All lines holding the string "more" should be copied from the data below.
START Provided data
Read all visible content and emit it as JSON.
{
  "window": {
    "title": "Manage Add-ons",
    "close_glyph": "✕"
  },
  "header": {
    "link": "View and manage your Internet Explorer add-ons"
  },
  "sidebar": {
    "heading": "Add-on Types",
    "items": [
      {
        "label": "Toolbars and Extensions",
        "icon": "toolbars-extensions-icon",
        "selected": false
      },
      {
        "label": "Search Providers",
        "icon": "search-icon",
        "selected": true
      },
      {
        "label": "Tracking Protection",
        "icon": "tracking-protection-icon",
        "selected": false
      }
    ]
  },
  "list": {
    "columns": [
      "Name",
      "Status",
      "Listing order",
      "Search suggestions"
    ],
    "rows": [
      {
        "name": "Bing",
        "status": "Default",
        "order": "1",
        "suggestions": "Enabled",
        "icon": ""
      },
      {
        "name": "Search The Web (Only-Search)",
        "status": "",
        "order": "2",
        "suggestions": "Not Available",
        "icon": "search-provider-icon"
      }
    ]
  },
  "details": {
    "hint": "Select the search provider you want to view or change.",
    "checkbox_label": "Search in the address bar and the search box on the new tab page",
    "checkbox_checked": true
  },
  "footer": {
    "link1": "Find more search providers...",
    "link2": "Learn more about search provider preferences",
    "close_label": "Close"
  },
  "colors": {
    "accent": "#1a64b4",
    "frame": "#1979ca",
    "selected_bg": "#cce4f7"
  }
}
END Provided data
§ Answer to this problem
    "link1": "Find more search providers...",
    "link2": "Learn more about search provider preferences",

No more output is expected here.